Motor vehicle crashes kill more U.S. workers than any other workplace hazard, injury or illness.
Yet many of these accidents are preventable, as research by U.S. Centers for Disease Control's National Institute for Occupational Safety and Health shows.
In one study, which examined deadly accidents that occurred between 1007 and 2002, NIOSH found that fatally injured workers were not wearing a seat belt or had no seat belt available in their vehicle.
Many of the deadly accidents occurred because the driver ran off the road off the road or veered into another lane (46 percent), was speeding or driving too fast for conditions (23 percent), was not paying attention (11 percent), or was tired (7 percent).
Preventing Deadly Crashes
Aside from encouraging employees to drive safely, what can employers do to prevent deadly work-related car accidents?

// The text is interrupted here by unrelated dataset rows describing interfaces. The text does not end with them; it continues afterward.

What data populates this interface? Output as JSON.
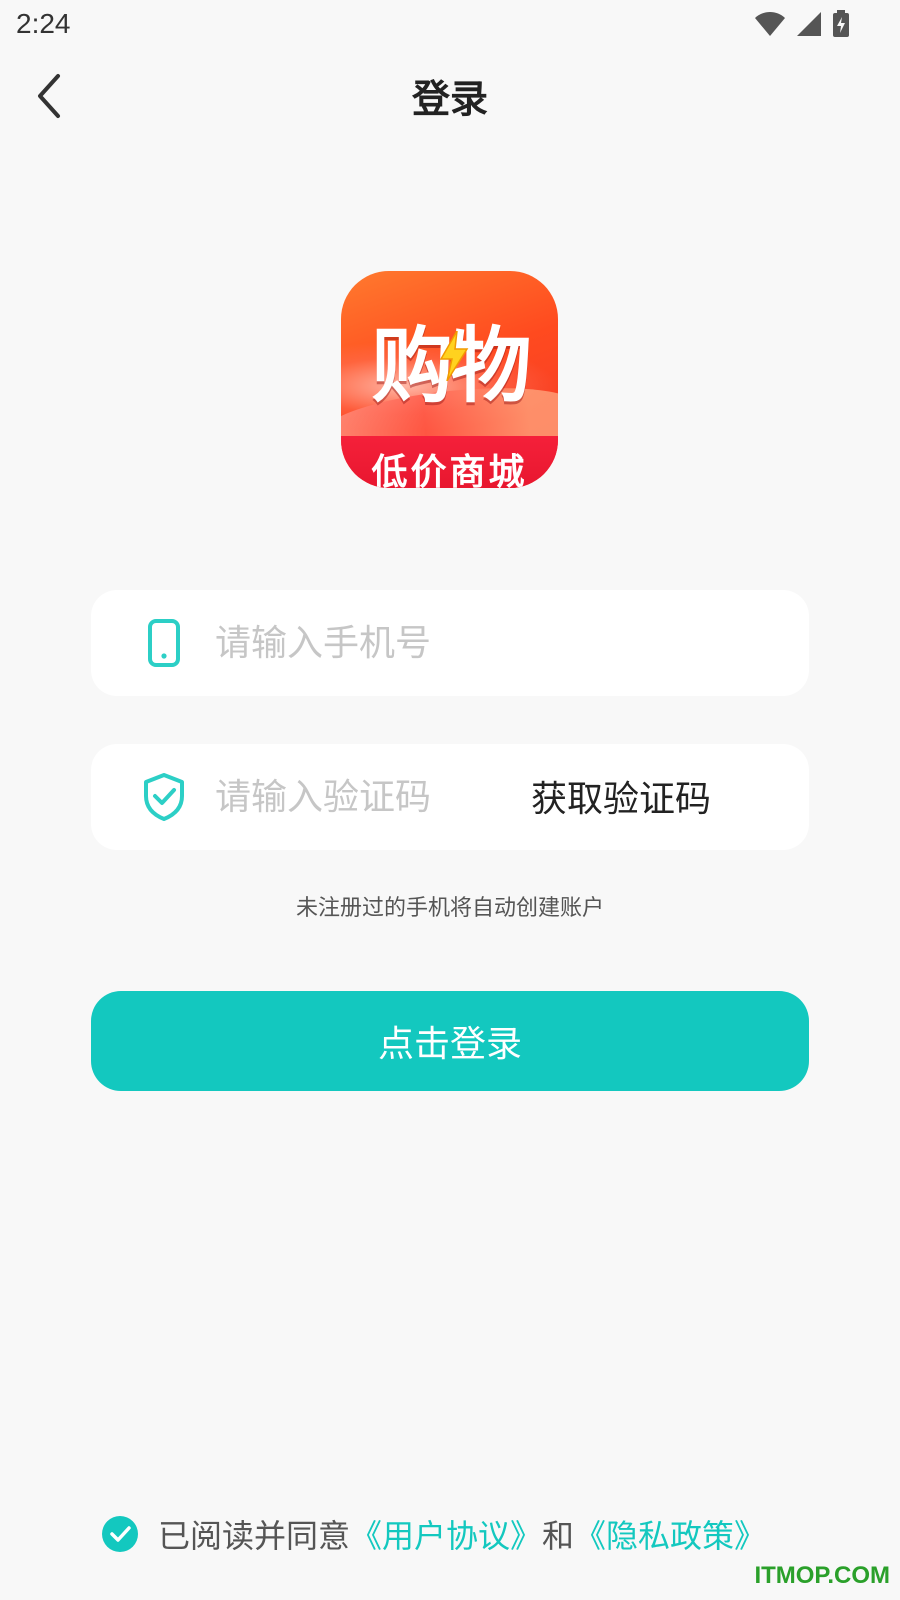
{
  "status_bar": {
    "time": "2:24",
    "icons": [
      "wifi-icon",
      "cellular-signal-icon",
      "battery-charging-icon"
    ]
  },
  "navbar": {
    "title": "登录",
    "back_icon": "chevron-left-icon"
  },
  "logo": {
    "main_text": "购物",
    "sub_text": "低价商城"
  },
  "form": {
    "phone": {
      "icon": "mobile-phone-icon",
      "value": "",
      "placeholder": "请输入手机号"
    },
    "code": {
      "icon": "shield-check-icon",
      "value": "",
      "placeholder": "请输入验证码",
      "get_code_label": "获取验证码"
    },
    "hint": "未注册过的手机将自动创建账户",
    "login_label": "点击登录"
  },
  "agreement": {
    "checked": true,
    "prefix": "已阅读并同意",
    "user_agreement": "《用户协议》",
    "and": "和",
    "privacy_policy": "《隐私政策》"
  },
  "watermark": "ITMOP.COM",
  "colors": {
    "accent": "#13c8bf",
    "background": "#f8f8f8",
    "watermark": "#2aa02a"
  }
}
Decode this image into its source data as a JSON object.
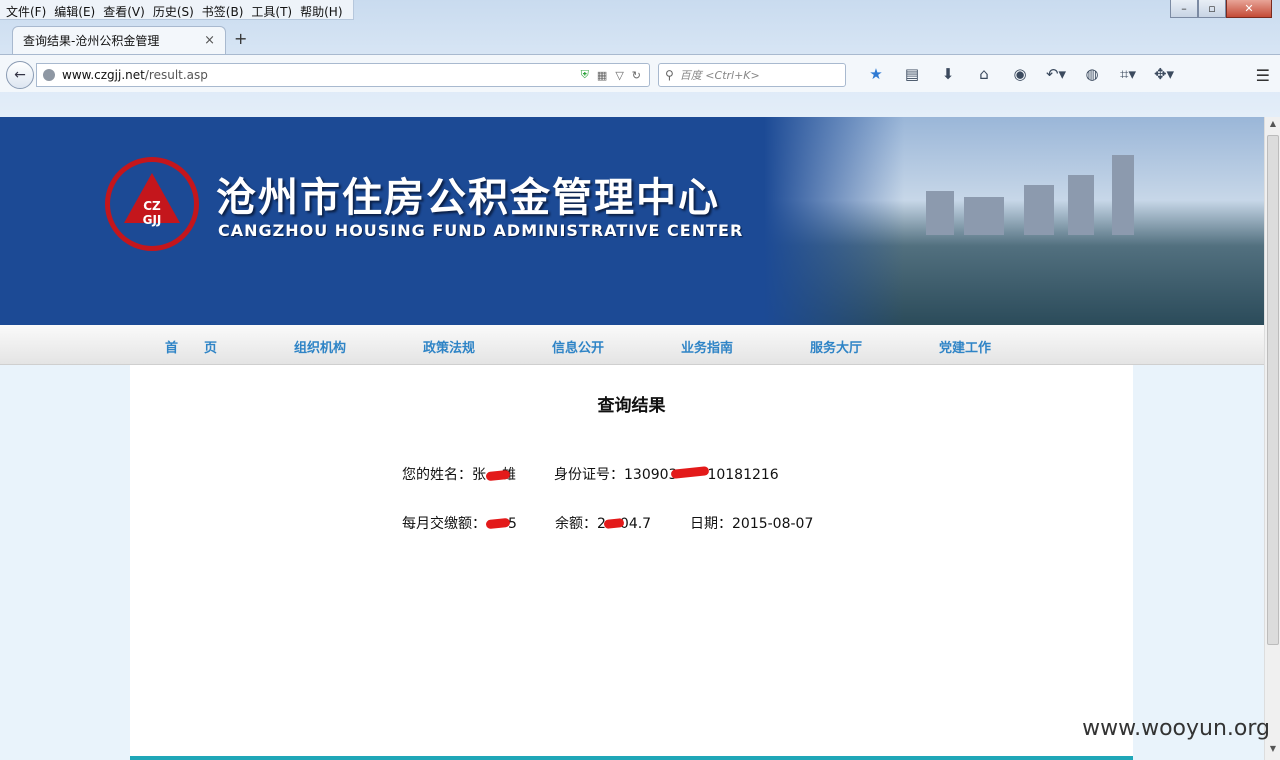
{
  "menubar": [
    "文件(F)",
    "编辑(E)",
    "查看(V)",
    "历史(S)",
    "书签(B)",
    "工具(T)",
    "帮助(H)"
  ],
  "tab": {
    "title": "查询结果-沧州公积金管理",
    "close": "×",
    "new": "+"
  },
  "address": {
    "host": "www.czgjj.net",
    "path": "/result.asp"
  },
  "search": {
    "placeholder": "百度 <Ctrl+K>"
  },
  "banner": {
    "title_cn": "沧州市住房公积金管理中心",
    "title_en": "CANGZHOU HOUSING FUND ADMINISTRATIVE CENTER",
    "logo_text": "CZ GJJ"
  },
  "nav": [
    "首　　页",
    "组织机构",
    "政策法规",
    "信息公开",
    "业务指南",
    "服务大厅",
    "党建工作"
  ],
  "result": {
    "title": "查询结果",
    "name_label": "您的姓名：张",
    "name_tail": "雄",
    "id_label": "身份证号：130903",
    "id_tail": "10181216",
    "monthly_label": "每月交缴额：",
    "monthly_tail": "5",
    "balance_label": "余额：2",
    "balance_tail": "04.7",
    "date_label": "日期：2015-08-07"
  },
  "watermark": "www.wooyun.org"
}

Quite a bit, actually.
NIOSH has issued two fact sheets that evaluate workers' risks for being involved in car crashes and offer tips for preventing deadly crashes. Driver safety can go a long way toward prevention, according to NIOSH. The agency recommends that employers' driving safety program.
Assign a key member of management to create and enforce a comprehensive driver safety policy
Require that all employees use seatbelts while driving or riding in a vehicle on the job
Select company vehicles that meet high safety and crash-test standards
Maintain complete and accurate records of driving performance.
Remind employees that driving requires full attention, meaning that drivers talk on their cell phones while driving or participate in any other distracting activities.
Set schedules that allow employees adequate time for deliveries or client visits
Ensure that employees are properly licensed and trained to operate the vehicle they are assigned.
Implement a vehicle maintenance program that includes pre-trip inspections, immediate withdrawal from service of any vehicle with mechanical defects, and regularly scheduled withdrawal of vehicles for comprehensive inspection and maintenance.
"Work-Related Roadway Crashes: Who's at Risk?" NIOSH safety tipsheets are available online. > downlaod here
Simple Safety Measures Can Protect Young Workers from Injuries
As summer approaches, many college students will be applying for part-time jobs and internships.
While they're earning money and gaining experience, young workers face the risk of being injured on the job. In fact, some research has shown that inexperienced workers are more likely to be injured than veteran workers.
Employers have an obligated to protect employees from harm and to train them on workplace safety measures. The Oregon Department of Consumer and Business Services, Occupational Safety and Health Division, provides an assist with a its "Young Workers' Brochure."
It's packed with safety tips and prevention measures that could save young lives this summer.
Be ready for accidents and emergencies:
- Know where the first-aid kit is located in your work area.
- Do not respond to an accident unless you are trained in first aid. If you are not trained to respond, know who the designated emergency responder is in your work area.
- Report any injury to a supervisor immediately.
- Know where the emergency exits are in your work area. Prevent cuts and lacerations:
- If you're handling a knife, always cut away from the body.
- If you do receive a cut, get first aid. All surfaces where blood may have spilled should be properly cleaned to protect you and others from blood-borne diseases.